Whatever possessed Aaron Eckhart (2010's "Rabbit Hole") to get involved in a picture as insulting to his talent and capabilities as this is something that only he and his bank account will likely ever know. When he goes off on a five-minute tangent near the end of the second act, an over-the-top, would-be heartrending monologue about the duties of war and the tough decisions he's had to make, only to follow it up with the outrageous declaration, "But none of that matters right now," it is akin to a punchline from 1980's "Airplane!" Save for this awful scene, Eckhart doesn't have much to say—no one does—as he just tramples around with a machine gun and every few minutes barks an order. Michelle Rodriguez (2010's "Machete") has even less to do and no character to play; the only thing learned about her is that she is a tech sergeant. When she shoots an alien in the face and it squirts all over her mouth, a fellow comrade cracks, "I didn't know you liked that on the first date!" Keep in mind that the world as they know it is crumbling down around them, and then replay the logic, plausibility and appropriateness of that line in your head. Oy.

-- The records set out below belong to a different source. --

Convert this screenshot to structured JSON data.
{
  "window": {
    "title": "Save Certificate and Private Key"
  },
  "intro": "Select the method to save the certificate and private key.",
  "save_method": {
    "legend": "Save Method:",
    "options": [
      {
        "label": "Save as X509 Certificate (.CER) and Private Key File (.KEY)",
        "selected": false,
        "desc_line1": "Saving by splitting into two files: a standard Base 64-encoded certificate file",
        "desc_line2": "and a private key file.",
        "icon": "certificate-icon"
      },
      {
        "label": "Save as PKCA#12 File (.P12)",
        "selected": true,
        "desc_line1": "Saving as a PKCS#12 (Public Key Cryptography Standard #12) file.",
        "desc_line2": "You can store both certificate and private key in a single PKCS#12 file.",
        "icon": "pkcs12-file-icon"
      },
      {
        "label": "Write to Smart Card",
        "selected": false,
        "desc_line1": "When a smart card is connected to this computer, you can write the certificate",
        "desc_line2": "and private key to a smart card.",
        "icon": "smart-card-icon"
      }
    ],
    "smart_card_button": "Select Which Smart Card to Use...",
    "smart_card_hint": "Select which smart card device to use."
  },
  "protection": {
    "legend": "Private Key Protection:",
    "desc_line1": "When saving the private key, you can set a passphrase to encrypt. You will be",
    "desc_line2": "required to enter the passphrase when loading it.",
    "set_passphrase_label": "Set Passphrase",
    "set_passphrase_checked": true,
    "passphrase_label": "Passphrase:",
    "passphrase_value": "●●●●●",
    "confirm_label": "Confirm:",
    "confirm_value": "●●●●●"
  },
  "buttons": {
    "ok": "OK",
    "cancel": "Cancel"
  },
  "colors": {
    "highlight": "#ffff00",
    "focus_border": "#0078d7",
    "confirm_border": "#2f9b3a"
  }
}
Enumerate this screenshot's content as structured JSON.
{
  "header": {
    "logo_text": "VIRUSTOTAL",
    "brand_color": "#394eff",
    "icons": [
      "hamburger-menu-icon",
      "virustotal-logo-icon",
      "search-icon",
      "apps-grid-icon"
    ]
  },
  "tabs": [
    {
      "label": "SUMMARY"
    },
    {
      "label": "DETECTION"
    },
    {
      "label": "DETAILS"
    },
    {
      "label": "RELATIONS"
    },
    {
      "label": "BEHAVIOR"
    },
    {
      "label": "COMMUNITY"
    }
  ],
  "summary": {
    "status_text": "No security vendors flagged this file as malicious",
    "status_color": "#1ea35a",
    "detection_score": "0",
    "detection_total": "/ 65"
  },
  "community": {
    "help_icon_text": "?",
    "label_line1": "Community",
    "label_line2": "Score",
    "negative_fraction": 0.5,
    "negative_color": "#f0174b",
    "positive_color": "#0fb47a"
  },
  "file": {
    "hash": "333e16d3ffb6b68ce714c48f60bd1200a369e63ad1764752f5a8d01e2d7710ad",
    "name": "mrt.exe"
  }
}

March or not, "Battle: Los Angeles" is sure to remain one of the most spiritless cinematic experiences of the year (for a double feature worthy of sending audiences into catatonia due to shriveled brain cells and outright boredom, see it back-to-back with fellow horrid new release "Red Riding Hood"). There is no respective regard for lost life. There is no awe to the apocalyptic events on display, nor a feeling of disquiet. There is no rhythm or impetus to its scattered pacing and action, which is simultaneously incomprehensible, jumbled, and dull. There is no originality to the aliens, who share the same personality as the humans (read: none). Ultimately, "Battle: Los Angeles" holds within it a single semi-effective moment, not really a whole scene so much as a part of one set in a laundry room and involving the sudden appearance of an alien shadow. It's a stylish detail with a burst of apprehension connected to it, touching upon the particular fear of the unknown. Director Jonathan Liebesman has no time to continue down this moody path, lest there be a moment that isn't drearily loud, disconnected, and obnoxiously impersonal. Sadly, in actuality, all he had was time, and he has squandered it beyond recognition.